- Make sure that if you are using your own pet crate for shipping, that you have acquired the proper crate well in advance of the shipping date. There are strict regulations on what type of crate may be used and how big a crate must be for the size of animal being shipped.
- If you are not taking the animal to the airport, make sure that the person taking the animal for you knows where to take your pet. Most airports have a specific location within the airfreight area where animals are taken for boarding. Before your animal is shipped, an air freight inspector will review all of your paper work to ensure that everything is in order.
- Pick up your animal at Heathrow. There are several companies that specialize in animal transport in the London area and can make arrangements for your animal to be picked up and delivered, or you can wait the three hours at the airport for your pet to be processed through customs. The cost is between $150 and $350 per animal depending on where you live and what time of the week your pet arrives.
With all that in mind, choose your airline carefully. American flight carriers are usually pretty good about transporting pets overseas…in cabin, as accompanied baggage in the hold, or as manifest cargo. We usually try to avoid sending our pet as manifest cargo because it’s a much longer and more expensive process. If you can’t take them in the cabin, they can at least pop out the other end with your luggage as accompanied baggage.
But if you’re heading to a strict immigration country, the airline might not allow pets at all. American Airlines is one of those. So make sure you check with the airline directly.

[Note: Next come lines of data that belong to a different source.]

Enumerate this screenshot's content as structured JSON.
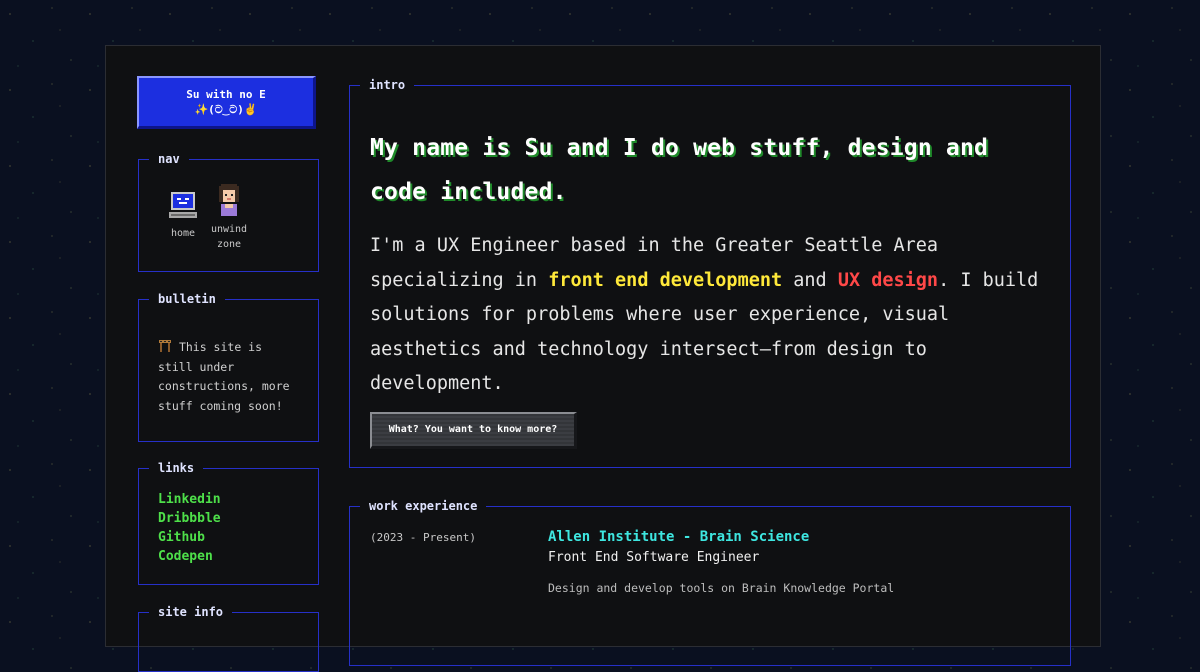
{
  "brand": {
    "name": "Su with no E",
    "emoticon": "✨(ට‿ට)✌️"
  },
  "nav": {
    "legend": "nav",
    "items": [
      {
        "label": "home",
        "icon": "computer-icon"
      },
      {
        "label": "unwind zone",
        "icon": "avatar-icon"
      }
    ]
  },
  "bulletin": {
    "legend": "bulletin",
    "icon": "construction-icon",
    "text": "This site is still under constructions, more stuff coming soon!"
  },
  "links": {
    "legend": "links",
    "items": [
      "Linkedin",
      "Dribbble",
      "Github",
      "Codepen"
    ]
  },
  "site_info": {
    "legend": "site info"
  },
  "intro": {
    "legend": "intro",
    "headline": "My name is Su and I do web stuff, design and code included.",
    "bio_part1": "I'm a UX Engineer based in the Greater Seattle Area specializing in ",
    "highlight1": "front end development",
    "bio_part2": " and ",
    "highlight2": "UX design",
    "bio_part3": ". I build solutions for problems where user experience, visual aesthetics and technology intersect—from design to development.",
    "button_label": "What? You want to know more?"
  },
  "work": {
    "legend": "work experience",
    "jobs": [
      {
        "date": "(2023 - Present)",
        "company": "Allen Institute - Brain Science",
        "title": "Front End Software Engineer",
        "description": "Design and develop tools on Brain Knowledge Portal"
      }
    ]
  },
  "colors": {
    "frame_blue": "#2630c8",
    "brand_blue": "#1c2fe0",
    "link_green": "#4ee04a",
    "highlight_yellow": "#ffe93a",
    "highlight_red": "#ff4848",
    "company_cyan": "#3ee6e0"
  }
}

We’re planning on traveling with United, and they will only accept pets as manifest cargo into the UK.
Also, if you are currently overseas and transferring between posts via the US, don’t forget that you have to have a health permit from a vet in your host country to get back into the US as well.